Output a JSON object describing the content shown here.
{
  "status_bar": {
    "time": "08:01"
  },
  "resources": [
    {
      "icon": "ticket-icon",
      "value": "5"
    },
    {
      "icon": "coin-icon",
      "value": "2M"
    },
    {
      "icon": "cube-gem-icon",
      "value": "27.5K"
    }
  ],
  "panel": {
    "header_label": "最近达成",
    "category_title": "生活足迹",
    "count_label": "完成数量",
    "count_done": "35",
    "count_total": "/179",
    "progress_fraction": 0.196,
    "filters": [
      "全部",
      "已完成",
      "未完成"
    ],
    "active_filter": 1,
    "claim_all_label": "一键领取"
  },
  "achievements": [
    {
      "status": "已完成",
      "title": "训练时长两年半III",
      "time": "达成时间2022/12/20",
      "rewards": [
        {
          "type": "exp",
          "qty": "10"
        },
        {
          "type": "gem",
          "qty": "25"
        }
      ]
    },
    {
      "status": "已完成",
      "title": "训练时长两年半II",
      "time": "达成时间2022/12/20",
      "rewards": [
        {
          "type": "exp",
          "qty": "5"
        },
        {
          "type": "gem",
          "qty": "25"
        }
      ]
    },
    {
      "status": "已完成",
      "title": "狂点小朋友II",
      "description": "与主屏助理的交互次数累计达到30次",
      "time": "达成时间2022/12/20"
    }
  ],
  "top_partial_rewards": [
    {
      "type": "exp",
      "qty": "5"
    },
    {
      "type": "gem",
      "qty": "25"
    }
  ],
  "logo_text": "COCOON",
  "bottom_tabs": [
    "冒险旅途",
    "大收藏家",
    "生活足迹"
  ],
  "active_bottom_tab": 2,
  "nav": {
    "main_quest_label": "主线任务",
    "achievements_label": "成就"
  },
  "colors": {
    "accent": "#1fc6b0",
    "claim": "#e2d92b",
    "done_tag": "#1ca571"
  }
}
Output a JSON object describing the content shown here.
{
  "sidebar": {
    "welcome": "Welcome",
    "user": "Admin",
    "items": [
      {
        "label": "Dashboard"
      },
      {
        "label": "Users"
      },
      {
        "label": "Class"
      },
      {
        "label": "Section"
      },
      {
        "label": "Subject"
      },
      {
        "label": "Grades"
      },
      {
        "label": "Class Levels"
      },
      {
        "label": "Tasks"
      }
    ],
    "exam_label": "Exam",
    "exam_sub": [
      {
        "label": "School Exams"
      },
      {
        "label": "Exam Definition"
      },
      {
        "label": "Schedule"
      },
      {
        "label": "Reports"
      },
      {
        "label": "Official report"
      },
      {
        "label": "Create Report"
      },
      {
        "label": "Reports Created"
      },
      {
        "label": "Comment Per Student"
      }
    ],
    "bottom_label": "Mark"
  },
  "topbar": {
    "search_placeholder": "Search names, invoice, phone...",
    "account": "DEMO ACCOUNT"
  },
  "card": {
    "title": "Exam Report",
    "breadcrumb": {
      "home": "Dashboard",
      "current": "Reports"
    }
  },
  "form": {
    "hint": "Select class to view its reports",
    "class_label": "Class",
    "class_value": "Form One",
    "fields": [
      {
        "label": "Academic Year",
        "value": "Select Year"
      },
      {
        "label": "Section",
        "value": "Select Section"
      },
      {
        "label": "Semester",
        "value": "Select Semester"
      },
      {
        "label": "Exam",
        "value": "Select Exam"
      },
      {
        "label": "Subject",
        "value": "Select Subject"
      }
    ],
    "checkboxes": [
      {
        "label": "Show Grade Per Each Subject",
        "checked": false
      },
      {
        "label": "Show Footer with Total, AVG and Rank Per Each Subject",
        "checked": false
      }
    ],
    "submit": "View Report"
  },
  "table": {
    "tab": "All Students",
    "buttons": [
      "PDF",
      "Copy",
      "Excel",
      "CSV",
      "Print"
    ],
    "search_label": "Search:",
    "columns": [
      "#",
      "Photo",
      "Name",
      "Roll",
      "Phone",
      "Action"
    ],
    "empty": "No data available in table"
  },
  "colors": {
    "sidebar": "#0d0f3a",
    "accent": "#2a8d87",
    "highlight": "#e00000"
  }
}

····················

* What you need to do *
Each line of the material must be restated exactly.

* Result below *
Output a JSON object describing the content shown here.
{
  "status_bar": {
    "time": "08:01"
  },
  "resources": [
    {
      "icon": "ticket-icon",
      "value": "5"
    },
    {
      "icon": "coin-icon",
      "value": "2M"
    },
    {
      "icon": "cube-gem-icon",
      "value": "27.5K"
    }
  ],
  "panel": {
    "header_label": "最近达成",
    "category_title": "生活足迹",
    "count_label": "完成数量",
    "count_done": "35",
    "count_total": "/179",
    "progress_fraction": 0.196,
    "filters": [
      "全部",
      "已完成",
      "未完成"
    ],
    "active_filter": 1,
    "claim_all_label": "一键领取"
  },
  "achievements": [
    {
      "status": "已完成",
      "title": "训练时长两年半III",
      "time": "达成时间2022/12/20",
      "rewards": [
        {
          "type": "exp",
          "qty": "10"
        },
        {
          "type": "gem",
          "qty": "25"
        }
      ]
    },
    {
      "status": "已完成",
      "title": "训练时长两年半II",
      "time": "达成时间2022/12/20",
      "rewards": [
        {
          "type": "exp",
          "qty": "5"
        },
        {
          "type": "gem",
          "qty": "25"
        }
      ]
    },
    {
      "status": "已完成",
      "title": "狂点小朋友II",
      "description": "与主屏助理的交互次数累计达到30次",
      "time": "达成时间2022/12/20"
    }
  ],
  "top_partial_rewards": [
    {
      "type": "exp",
      "qty": "5"
    },
    {
      "type": "gem",
      "qty": "25"
    }
  ],
  "logo_text": "COCOON",
  "bottom_tabs": [
    "冒险旅途",
    "大收藏家",
    "生活足迹"
  ],
  "active_bottom_tab": 2,
  "nav": {
    "main_quest_label": "主线任务",
    "achievements_label": "成就"
  },
  "colors": {
    "accent": "#1fc6b0",
    "claim": "#e2d92b",
    "done_tag": "#1ca571"
  }
}
Output a JSON object describing the content shown here.
{
  "sidebar": {
    "welcome": "Welcome",
    "user": "Admin",
    "items": [
      {
        "label": "Dashboard"
      },
      {
        "label": "Users"
      },
      {
        "label": "Class"
      },
      {
        "label": "Section"
      },
      {
        "label": "Subject"
      },
      {
        "label": "Grades"
      },
      {
        "label": "Class Levels"
      },
      {
        "label": "Tasks"
      }
    ],
    "exam_label": "Exam",
    "exam_sub": [
      {
        "label": "School Exams"
      },
      {
        "label": "Exam Definition"
      },
      {
        "label": "Schedule"
      },
      {
        "label": "Reports"
      },
      {
        "label": "Official report"
      },
      {
        "label": "Create Report"
      },
      {
        "label": "Reports Created"
      },
      {
        "label": "Comment Per Student"
      }
    ],
    "bottom_label": "Mark"
  },
  "topbar": {
    "search_placeholder": "Search names, invoice, phone...",
    "account": "DEMO ACCOUNT"
  },
  "card": {
    "title": "Exam Report",
    "breadcrumb": {
      "home": "Dashboard",
      "current": "Reports"
    }
  },
  "form": {
    "hint": "Select class to view its reports",
    "class_label": "Class",
    "class_value": "Form One",
    "fields": [
      {
        "label": "Academic Year",
        "value": "Select Year"
      },
      {
        "label": "Section",
        "value": "Select Section"
      },
      {
        "label": "Semester",
        "value": "Select Semester"
      },
      {
        "label": "Exam",
        "value": "Select Exam"
      },
      {
        "label": "Subject",
        "value": "Select Subject"
      }
    ],
    "checkboxes": [
      {
        "label": "Show Grade Per Each Subject",
        "checked": false
      },
      {
        "label": "Show Footer with Total, AVG and Rank Per Each Subject",
        "checked": false
      }
    ],
    "submit": "View Report"
  },
  "table": {
    "tab": "All Students",
    "buttons": [
      "PDF",
      "Copy",
      "Excel",
      "CSV",
      "Print"
    ],
    "search_label": "Search:",
    "columns": [
      "#",
      "Photo",
      "Name",
      "Roll",
      "Phone",
      "Action"
    ],
    "empty": "No data available in table"
  },
  "colors": {
    "sidebar": "#0d0f3a",
    "accent": "#2a8d87",
    "highlight": "#e00000"
  }
}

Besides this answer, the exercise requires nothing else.